African Economy Slows for Two Consecutive Years, 2024 to become Year of Growth

Of the 20 fastest growing economies in the world this year, 11 will be African

Jeffrey Sachs

Political instability, exacerbated by war in the Middle East and economic slowdown in China, continues to hit Africa hard, recording a 3.2% decline in 2023, the second year in a row.
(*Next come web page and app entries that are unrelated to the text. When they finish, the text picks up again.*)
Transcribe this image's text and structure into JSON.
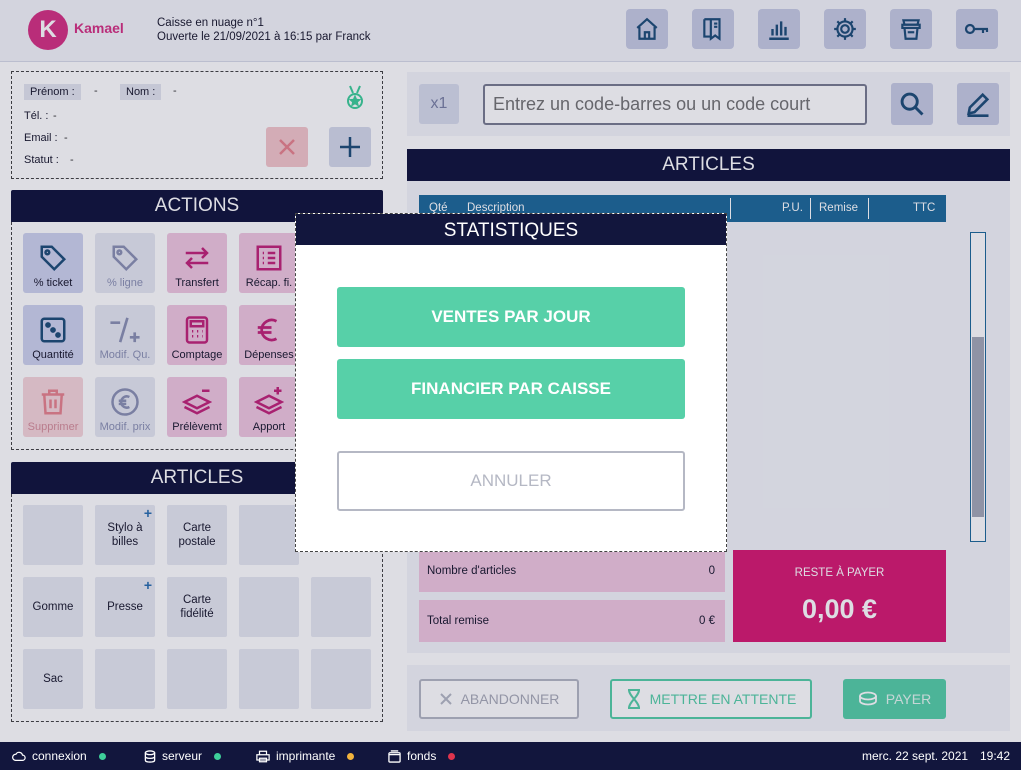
{
  "header": {
    "logo_letter": "K",
    "logo_text": "Kamael",
    "caisse_name": "Caisse en nuage n°1",
    "caisse_opened": "Ouverte le 21/09/2021 à 16:15 par Franck"
  },
  "customer": {
    "prenom_label": "Prénom :",
    "prenom_value": "-",
    "nom_label": "Nom :",
    "nom_value": "-",
    "tel_label": "Tél. :",
    "tel_value": "-",
    "email_label": "Email :",
    "email_value": "-",
    "statut_label": "Statut :",
    "statut_value": "-"
  },
  "actions": {
    "title": "ACTIONS",
    "items": [
      {
        "label": "% ticket"
      },
      {
        "label": "% ligne"
      },
      {
        "label": "Transfert"
      },
      {
        "label": "Récap. fi."
      },
      {
        "label": "Quantité"
      },
      {
        "label": "Modif. Qu."
      },
      {
        "label": "Comptage"
      },
      {
        "label": "Dépenses"
      },
      {
        "label": "Supprimer"
      },
      {
        "label": "Modif. prix"
      },
      {
        "label": "Prélèvemt"
      },
      {
        "label": "Apport"
      }
    ]
  },
  "articles_grid": {
    "title": "ARTICLES",
    "items": [
      {
        "label": ""
      },
      {
        "label": "Stylo à billes"
      },
      {
        "label": "Carte postale"
      },
      {
        "label": ""
      },
      {
        "label": "Gomme"
      },
      {
        "label": "Presse"
      },
      {
        "label": "Carte fidélité"
      },
      {
        "label": ""
      },
      {
        "label": ""
      },
      {
        "label": "Sac"
      },
      {
        "label": ""
      },
      {
        "label": ""
      },
      {
        "label": ""
      },
      {
        "label": ""
      }
    ]
  },
  "search": {
    "qty": "x1",
    "placeholder": "Entrez un code-barres ou un code court"
  },
  "cart": {
    "title": "ARTICLES",
    "columns": [
      "Qté",
      "Description",
      "P.U.",
      "Remise",
      "TTC"
    ],
    "nb_articles_label": "Nombre d'articles",
    "nb_articles_value": "0",
    "total_remise_label": "Total remise",
    "total_remise_value": "0 €",
    "reste_label": "RESTE À PAYER",
    "reste_value": "0,00 €"
  },
  "bottom": {
    "abandon": "ABANDONNER",
    "attente": "METTRE EN ATTENTE",
    "payer": "PAYER"
  },
  "modal": {
    "title": "STATISTIQUES",
    "btn_ventes": "VENTES PAR JOUR",
    "btn_financier": "FINANCIER PAR CAISSE",
    "btn_annuler": "ANNULER"
  },
  "status": {
    "connexion": "connexion",
    "serveur": "serveur",
    "imprimante": "imprimante",
    "fonds": "fonds",
    "date": "merc. 22 sept. 2021",
    "time": "19:42",
    "colors": {
      "ok": "#3ecf9a",
      "warn": "#f2b33d",
      "err": "#e0344d"
    }
  },
  "colors": {
    "navy": "#12163d",
    "pink": "#d81b73",
    "green": "#57d0a8",
    "blue": "#1f6b9a"
  }
}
In 2022, the African continent’s economies contracted by 4.1%. These are the figures published on February 16, 2024 in the latest report by the African Development Bank (ADB) titled “Africa’s Macroeconomic Performance and Outlook, January 2024” (PDF). The report was prepared with the participation of Professor Jeffrey Sachs, Director of the Center for Sustainable Development at Columbia University (USA).

Nevertheless, ADB analysts believe that economic recovery should begin as early as 2024, when 11 African countries are set to join the prestigious list of the world’s 20 fastest growing economies. The African continent’s GDP is expected to grow by 3.8% and 4.2% respectively over the 2024-2025 biennium, well above the global average growth projected at 2.9% for 2024 and at 3.2% for 2025.
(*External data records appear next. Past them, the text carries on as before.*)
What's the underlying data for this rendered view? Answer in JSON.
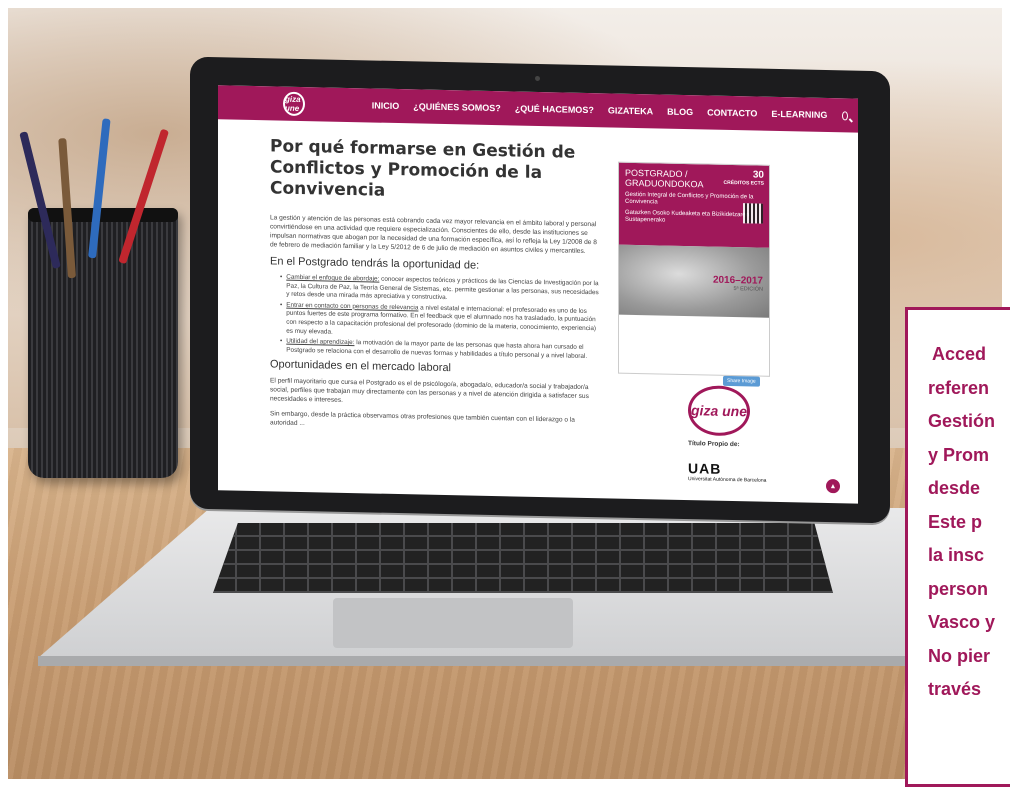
{
  "nav": {
    "logo_text": "giza une",
    "items": [
      "INICIO",
      "¿QUIÉNES SOMOS?",
      "¿QUÉ HACEMOS?",
      "GIZATEKA",
      "BLOG",
      "CONTACTO",
      "E-LEARNING"
    ]
  },
  "article": {
    "title": "Por qué formarse en Gestión de Conflictos y Promoción de la Convivencia",
    "intro": "La gestión y atención de las personas está cobrando cada vez mayor relevancia en el ámbito laboral y personal convirtiéndose en una actividad que requiere especialización. Conscientes de ello, desde las instituciones se impulsan normativas que abogan por la necesidad de una formación específica, así lo refleja la Ley 1/2008 de 8 de febrero de mediación familiar y la Ley 5/2012 de 6 de julio de mediación en asuntos civiles y mercantiles.",
    "h2_1": "En el Postgrado tendrás la oportunidad de:",
    "bullets": [
      {
        "lead": "Cambiar el enfoque de abordaje:",
        "text": " conocer aspectos teóricos y prácticos de las Ciencias de Investigación por la Paz, la Cultura de Paz, la Teoría General de Sistemas, etc. permite gestionar a las personas, sus necesidades y retos desde una mirada más apreciativa y constructiva."
      },
      {
        "lead": "Entrar en contacto con personas de relevancia",
        "text": " a nivel estatal e internacional: el profesorado es uno de los puntos fuertes de este programa formativo. En el feedback que el alumnado nos ha trasladado, la puntuación con respecto a la capacitación profesional del profesorado (dominio de la materia, conocimiento, experiencia) es muy elevada."
      },
      {
        "lead": "Utilidad del aprendizaje:",
        "text": " la motivación de la mayor parte de las personas que hasta ahora han cursado el Postgrado se relaciona con el desarrollo de nuevas formas y habilidades a título personal y a nivel laboral."
      }
    ],
    "h2_2": "Oportunidades en el mercado laboral",
    "p2": "El perfil mayoritario que cursa el Postgrado es el de psicólogo/a, abogada/o, educador/a social y trabajador/a social, perfiles que trabajan muy directamente con las personas y a nivel de atención dirigida a satisfacer sus necesidades e intereses.",
    "p3": "Sin embargo, desde la práctica observamos otras profesiones que también cuentan con el liderazgo o la autoridad ..."
  },
  "poster": {
    "title": "POSTGRADO / GRADUONDOKOA",
    "subtitle": "Gestión Integral de Conflictos y Promoción de la Convivencia",
    "subtitle_eu": "Gatazken Osoko Kudeaketa eta Bizikidetzaren Sustapenerako",
    "credits": "30",
    "credits_label": "CRÉDITOS ECTS",
    "years": "2016–2017",
    "edition": "5ª EDICIÓN"
  },
  "sidebar": {
    "share_label": "Share Image",
    "logo_text": "giza une",
    "titulo_label": "Título Propio de:",
    "uab_label": "UAB",
    "uab_sub": "Universitat Autònoma de Barcelona"
  },
  "overlay": {
    "lines": [
      "Acced",
      "referen",
      "Gestión",
      "y Prom",
      "desde",
      "Este p",
      "la insc",
      "person",
      "Vasco y",
      "No pier",
      "través"
    ]
  },
  "colors": {
    "brand": "#a0185a"
  }
}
In the context of the recession hitting Equatorial Guinea, one of Africa’s largest oil-producing countries, and the impact caused by devastating floods in Libya, the African lending institution has revised its regional growth estimates downward for “Central and North Africa.” “The shocks that hit African economies three years in a row have slowed growth, which has long-term implications. Nonetheless, in an unfavorable global economic context, 15 African countries recorded economic growth above 5% last year,” Akinwumi Adesina, President of the African Development Bank, said at the report presentation.

Countries experiencing rapid economic growth include Ethiopia, which is successfully restructuring its external debt, Côte d’Ivoire, the Democratic Republic of the Congo, Mauritius, and Rwanda. For 2024, the bank forecasts rapid economic growth in almost all regions of the Dark Continent, except for Central and North Africa, with ADB experts ranking South Africa “last” in terms of growth rate with +2.2%, compared to the 5.7% growth expected for East Africa.
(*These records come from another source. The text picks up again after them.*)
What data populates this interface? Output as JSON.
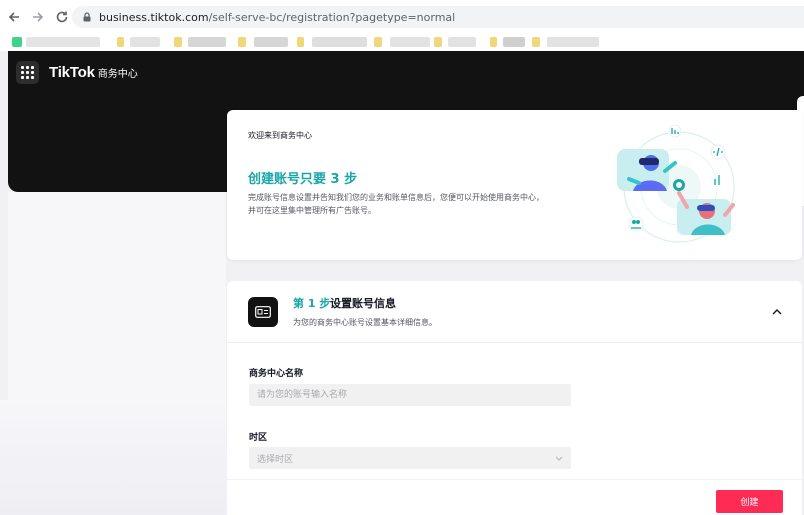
{
  "browser": {
    "url_host": "business.tiktok.com",
    "url_path": "/self-serve-bc/registration?pagetype=normal"
  },
  "header": {
    "brand": "TikTok",
    "brand_sub": "商务中心"
  },
  "welcome": {
    "label": "欢迎来到商务中心",
    "title": "创建账号只要 3 步",
    "desc_line1": "完成账号信息设置并告知我们您的业务和账单信息后，您便可以开始使用商务中心，",
    "desc_line2": "并可在这里集中管理所有广告账号。"
  },
  "step": {
    "number": "第 1 步",
    "title": "设置账号信息",
    "desc": "为您的商务中心账号设置基本详细信息。"
  },
  "form": {
    "name_label": "商务中心名称",
    "name_placeholder": "请为您的账号输入名称",
    "timezone_label": "时区",
    "timezone_placeholder": "选择时区"
  },
  "footer": {
    "create_label": "创建"
  },
  "colors": {
    "accent": "#1aa5a8",
    "primary_button": "#fe2c55",
    "dark_header": "#121212"
  },
  "icons": {
    "back": "arrow-left-icon",
    "forward": "arrow-right-icon",
    "reload": "reload-icon",
    "lock": "lock-icon",
    "apps": "grid-icon",
    "step": "id-card-icon",
    "collapse": "chevron-up-icon",
    "select": "chevron-down-icon"
  }
}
Growth in Nigeria, West Africa’s largest economy, is not expected to exceed 2.9% in 2024, which is 0.4% above the 2023 performance. Nigeria suffers from devaluation of the nation’s currency and consequently galloping inflation, which has resulted in skyrocketing cost of living.

Finally, the 11 African countries that will have the most significant economic growth in 2024 are: Niger (11.2%), Senegal (8.2%), Libya (7.9%), Rwanda (7.2%), Côte d’Ivoire (6.8%), Ethiopia (6.7%), Benin (6.4%), Djibouti (6.2%), Tanzania (6.1%), Togo (6%), and Uganda (6%).